-- What to do --
Filter the entries for lines with the word "label".

[[ Source information open ]]

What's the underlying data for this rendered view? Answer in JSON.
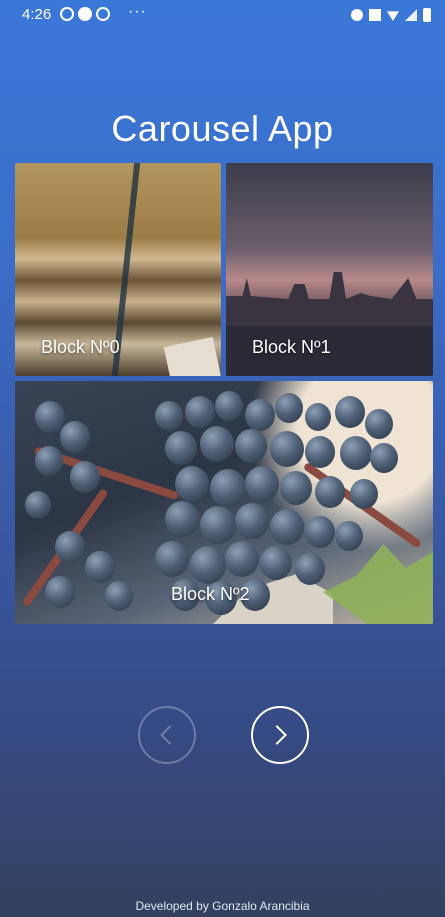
{
  "status_bar": {
    "time": "4:26",
    "more": "···"
  },
  "app": {
    "title": "Carousel App"
  },
  "blocks": [
    {
      "label": "Block Nº0",
      "image": "old-books-tied-with-string"
    },
    {
      "label": "Block Nº1",
      "image": "bridge-silhouette-at-dusk"
    },
    {
      "label": "Block Nº2",
      "image": "dark-grape-bunch"
    }
  ],
  "controls": {
    "prev_icon": "chevron-left-icon",
    "next_icon": "chevron-right-icon",
    "prev_enabled": false,
    "next_enabled": true
  },
  "footer": {
    "credit": "Developed by Gonzalo Arancibia"
  }
}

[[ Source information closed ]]

-- Completed task --
      "label": "Block Nº0",
      "label": "Block Nº1",
      "label": "Block Nº2",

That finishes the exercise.